● ABOUT THIS EXERCISE
In the entries below, identify every line with the string "создание" and copy it.

● Dataset rows for apps and sites
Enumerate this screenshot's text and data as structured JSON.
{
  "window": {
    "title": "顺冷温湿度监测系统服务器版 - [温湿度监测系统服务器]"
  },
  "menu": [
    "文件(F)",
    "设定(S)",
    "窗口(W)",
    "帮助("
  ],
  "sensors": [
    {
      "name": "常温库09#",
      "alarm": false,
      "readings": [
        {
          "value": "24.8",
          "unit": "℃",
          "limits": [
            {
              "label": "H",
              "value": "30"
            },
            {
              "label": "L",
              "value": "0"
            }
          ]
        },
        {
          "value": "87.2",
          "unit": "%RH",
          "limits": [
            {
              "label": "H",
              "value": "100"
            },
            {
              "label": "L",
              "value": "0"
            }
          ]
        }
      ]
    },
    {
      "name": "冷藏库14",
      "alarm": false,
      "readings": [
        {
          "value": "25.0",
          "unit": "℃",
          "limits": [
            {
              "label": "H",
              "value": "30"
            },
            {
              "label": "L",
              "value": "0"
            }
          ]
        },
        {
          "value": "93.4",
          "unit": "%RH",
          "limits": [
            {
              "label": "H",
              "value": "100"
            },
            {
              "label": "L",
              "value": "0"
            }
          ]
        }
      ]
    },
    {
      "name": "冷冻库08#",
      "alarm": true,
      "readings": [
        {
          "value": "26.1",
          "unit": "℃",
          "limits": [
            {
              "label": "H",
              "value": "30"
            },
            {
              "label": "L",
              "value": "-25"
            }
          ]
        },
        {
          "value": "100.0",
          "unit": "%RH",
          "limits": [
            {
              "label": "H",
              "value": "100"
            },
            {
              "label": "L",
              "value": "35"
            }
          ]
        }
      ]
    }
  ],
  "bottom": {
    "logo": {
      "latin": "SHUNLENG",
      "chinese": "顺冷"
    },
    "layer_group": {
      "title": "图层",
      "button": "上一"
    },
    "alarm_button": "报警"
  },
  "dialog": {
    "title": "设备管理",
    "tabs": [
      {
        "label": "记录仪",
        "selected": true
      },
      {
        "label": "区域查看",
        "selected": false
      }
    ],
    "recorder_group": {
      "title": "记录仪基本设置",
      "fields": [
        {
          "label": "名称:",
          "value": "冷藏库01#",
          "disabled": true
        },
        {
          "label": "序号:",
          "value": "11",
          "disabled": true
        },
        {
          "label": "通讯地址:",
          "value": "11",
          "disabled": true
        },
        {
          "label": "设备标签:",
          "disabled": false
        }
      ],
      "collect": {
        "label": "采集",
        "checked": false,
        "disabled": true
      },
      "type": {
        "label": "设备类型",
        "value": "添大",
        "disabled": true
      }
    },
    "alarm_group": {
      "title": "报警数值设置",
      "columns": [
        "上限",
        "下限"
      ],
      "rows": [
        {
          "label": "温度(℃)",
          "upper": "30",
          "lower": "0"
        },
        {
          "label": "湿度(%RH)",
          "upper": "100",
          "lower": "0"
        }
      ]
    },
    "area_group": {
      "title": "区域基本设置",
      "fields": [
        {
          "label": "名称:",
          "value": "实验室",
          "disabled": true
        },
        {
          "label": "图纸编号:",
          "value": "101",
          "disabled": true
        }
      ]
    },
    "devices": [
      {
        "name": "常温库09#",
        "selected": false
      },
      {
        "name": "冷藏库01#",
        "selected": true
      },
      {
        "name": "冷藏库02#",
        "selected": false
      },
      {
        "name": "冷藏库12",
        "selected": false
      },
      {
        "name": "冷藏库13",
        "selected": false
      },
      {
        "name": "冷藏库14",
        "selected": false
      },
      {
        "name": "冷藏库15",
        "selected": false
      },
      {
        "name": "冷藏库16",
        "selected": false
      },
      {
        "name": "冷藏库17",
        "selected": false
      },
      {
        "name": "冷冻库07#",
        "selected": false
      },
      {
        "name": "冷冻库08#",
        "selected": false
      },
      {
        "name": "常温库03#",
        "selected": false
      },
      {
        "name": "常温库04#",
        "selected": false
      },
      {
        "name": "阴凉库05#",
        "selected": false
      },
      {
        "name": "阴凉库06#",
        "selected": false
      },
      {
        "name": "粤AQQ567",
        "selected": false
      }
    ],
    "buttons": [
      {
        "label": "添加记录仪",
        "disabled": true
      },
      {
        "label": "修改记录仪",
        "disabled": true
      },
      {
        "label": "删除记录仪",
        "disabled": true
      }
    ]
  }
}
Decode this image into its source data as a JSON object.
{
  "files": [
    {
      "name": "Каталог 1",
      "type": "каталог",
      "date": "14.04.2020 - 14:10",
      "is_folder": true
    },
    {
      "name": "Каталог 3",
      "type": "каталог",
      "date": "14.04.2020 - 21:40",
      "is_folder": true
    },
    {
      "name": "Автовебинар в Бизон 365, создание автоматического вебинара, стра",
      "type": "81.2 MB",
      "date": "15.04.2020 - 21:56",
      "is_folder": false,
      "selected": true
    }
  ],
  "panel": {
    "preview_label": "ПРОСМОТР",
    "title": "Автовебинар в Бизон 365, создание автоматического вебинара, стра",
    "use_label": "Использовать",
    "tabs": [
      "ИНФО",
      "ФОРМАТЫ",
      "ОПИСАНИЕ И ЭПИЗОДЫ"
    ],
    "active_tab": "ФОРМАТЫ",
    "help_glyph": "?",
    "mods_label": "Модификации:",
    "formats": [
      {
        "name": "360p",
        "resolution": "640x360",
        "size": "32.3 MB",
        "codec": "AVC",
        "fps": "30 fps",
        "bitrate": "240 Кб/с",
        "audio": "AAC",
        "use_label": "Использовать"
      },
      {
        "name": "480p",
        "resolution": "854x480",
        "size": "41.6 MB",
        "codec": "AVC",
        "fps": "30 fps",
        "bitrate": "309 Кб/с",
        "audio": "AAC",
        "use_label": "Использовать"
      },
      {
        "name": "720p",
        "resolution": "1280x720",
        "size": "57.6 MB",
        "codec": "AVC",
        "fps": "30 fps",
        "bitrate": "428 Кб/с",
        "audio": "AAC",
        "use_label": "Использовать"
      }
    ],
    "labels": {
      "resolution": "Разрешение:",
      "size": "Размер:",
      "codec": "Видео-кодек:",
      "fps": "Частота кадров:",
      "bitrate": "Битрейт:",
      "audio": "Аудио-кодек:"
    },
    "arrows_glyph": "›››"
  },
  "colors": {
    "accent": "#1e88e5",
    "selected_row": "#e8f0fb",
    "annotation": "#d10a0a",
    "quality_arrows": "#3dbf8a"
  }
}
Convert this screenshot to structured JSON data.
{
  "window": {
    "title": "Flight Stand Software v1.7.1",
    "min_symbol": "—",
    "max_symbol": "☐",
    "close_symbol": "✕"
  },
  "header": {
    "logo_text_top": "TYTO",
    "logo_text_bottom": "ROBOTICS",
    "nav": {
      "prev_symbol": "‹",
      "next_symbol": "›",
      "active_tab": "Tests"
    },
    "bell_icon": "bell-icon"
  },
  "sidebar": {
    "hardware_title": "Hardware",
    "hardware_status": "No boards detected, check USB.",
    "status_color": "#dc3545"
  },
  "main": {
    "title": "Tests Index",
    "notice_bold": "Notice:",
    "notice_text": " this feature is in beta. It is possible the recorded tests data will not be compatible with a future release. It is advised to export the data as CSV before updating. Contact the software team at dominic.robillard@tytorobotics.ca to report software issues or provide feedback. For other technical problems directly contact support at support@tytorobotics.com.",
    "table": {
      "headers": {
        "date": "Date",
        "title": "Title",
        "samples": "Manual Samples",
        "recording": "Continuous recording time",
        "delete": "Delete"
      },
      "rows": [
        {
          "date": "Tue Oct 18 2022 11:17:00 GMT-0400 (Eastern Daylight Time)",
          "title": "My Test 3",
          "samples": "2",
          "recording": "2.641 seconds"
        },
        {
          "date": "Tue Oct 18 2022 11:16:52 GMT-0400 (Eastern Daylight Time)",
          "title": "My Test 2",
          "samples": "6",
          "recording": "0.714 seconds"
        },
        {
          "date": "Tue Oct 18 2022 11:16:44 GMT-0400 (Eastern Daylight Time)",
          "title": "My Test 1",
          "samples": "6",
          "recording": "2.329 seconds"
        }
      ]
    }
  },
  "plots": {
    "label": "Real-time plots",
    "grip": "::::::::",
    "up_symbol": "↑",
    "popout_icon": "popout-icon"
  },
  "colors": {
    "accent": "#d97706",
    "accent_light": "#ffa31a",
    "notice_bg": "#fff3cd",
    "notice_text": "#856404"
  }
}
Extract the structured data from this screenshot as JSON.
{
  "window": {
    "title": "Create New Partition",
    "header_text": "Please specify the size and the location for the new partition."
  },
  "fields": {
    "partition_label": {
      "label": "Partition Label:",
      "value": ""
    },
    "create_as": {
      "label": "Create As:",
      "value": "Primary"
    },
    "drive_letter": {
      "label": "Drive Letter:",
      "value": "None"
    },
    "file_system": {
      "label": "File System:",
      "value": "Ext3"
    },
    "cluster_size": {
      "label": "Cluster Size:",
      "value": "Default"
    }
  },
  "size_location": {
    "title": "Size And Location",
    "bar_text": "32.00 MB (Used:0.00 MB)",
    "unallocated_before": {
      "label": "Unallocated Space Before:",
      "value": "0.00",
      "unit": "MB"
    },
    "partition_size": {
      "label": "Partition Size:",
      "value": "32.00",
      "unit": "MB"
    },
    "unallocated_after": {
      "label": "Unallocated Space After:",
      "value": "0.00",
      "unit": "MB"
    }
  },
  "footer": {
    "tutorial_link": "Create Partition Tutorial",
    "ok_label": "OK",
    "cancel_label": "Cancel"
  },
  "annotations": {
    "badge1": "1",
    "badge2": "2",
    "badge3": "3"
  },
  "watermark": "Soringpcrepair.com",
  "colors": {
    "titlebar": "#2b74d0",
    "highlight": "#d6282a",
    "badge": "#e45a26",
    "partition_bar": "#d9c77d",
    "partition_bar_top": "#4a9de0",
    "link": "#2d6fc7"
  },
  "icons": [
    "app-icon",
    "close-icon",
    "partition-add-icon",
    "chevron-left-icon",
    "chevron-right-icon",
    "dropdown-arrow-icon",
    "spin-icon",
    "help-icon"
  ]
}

● WORKED SOLUTION
      "name": "Автовебинар в Бизон 365, создание автоматического вебинара, стра",
    "title": "Автовебинар в Бизон 365, создание автоматического вебинара, стра",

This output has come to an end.